In film, feeling is known as mood. Mood is created in the film’s text: the quality of light and color, the tempo of action and editing, casting, style of dialogue, production design, and musical score. The sum of all these textural qualities creates a particular mood. In general, mood, like setups, is a form of foreshadowing, a way of preparing or shaping the audiences, anticipations. Moment by moment, however, while the dynamic of the scene determines whether the emotion it causes is positive or negative, the mood makes this emotion specific.
Suppose the writer calls for a summer’s day, brightly colored flowers in window boxes, blossoms on the trees. The producer casts Jim Carry and Mira Sorvino. The director composes them in head-to-foot shots. Together they’ve created a comic mood. Comedy likes bright light and color. Comics need full shots because they act with their whole bodies.

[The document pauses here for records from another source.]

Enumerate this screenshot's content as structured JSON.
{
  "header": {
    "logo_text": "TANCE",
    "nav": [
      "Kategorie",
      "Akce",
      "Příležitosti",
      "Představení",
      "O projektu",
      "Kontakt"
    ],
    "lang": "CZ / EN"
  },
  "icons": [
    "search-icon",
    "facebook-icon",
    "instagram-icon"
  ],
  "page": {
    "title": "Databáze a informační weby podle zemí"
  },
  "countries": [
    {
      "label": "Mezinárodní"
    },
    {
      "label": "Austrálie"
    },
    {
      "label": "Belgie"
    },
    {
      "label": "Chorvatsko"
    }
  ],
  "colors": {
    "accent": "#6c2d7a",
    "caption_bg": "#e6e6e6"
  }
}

But suppose the scene were set in the dead of night, the house spackled with shadows of trees blowing in the wind, moonlight, street light. The director shoots tight, canted angles and orders the lab to mute the colors. The producer casts Michael Madsen and Linda Fiorentino. Without changing a beat, the scene is now drenched in a Thriller mood.
The arc of the scene, sequence, or act determines the basic emotion. Mood makes it specific. But mood will not substitute for emotion. When we want mood experiences, we go to concerts or museums. When we want meaningful emotional experience, we go to the storyteller.
– Robert McKee, Story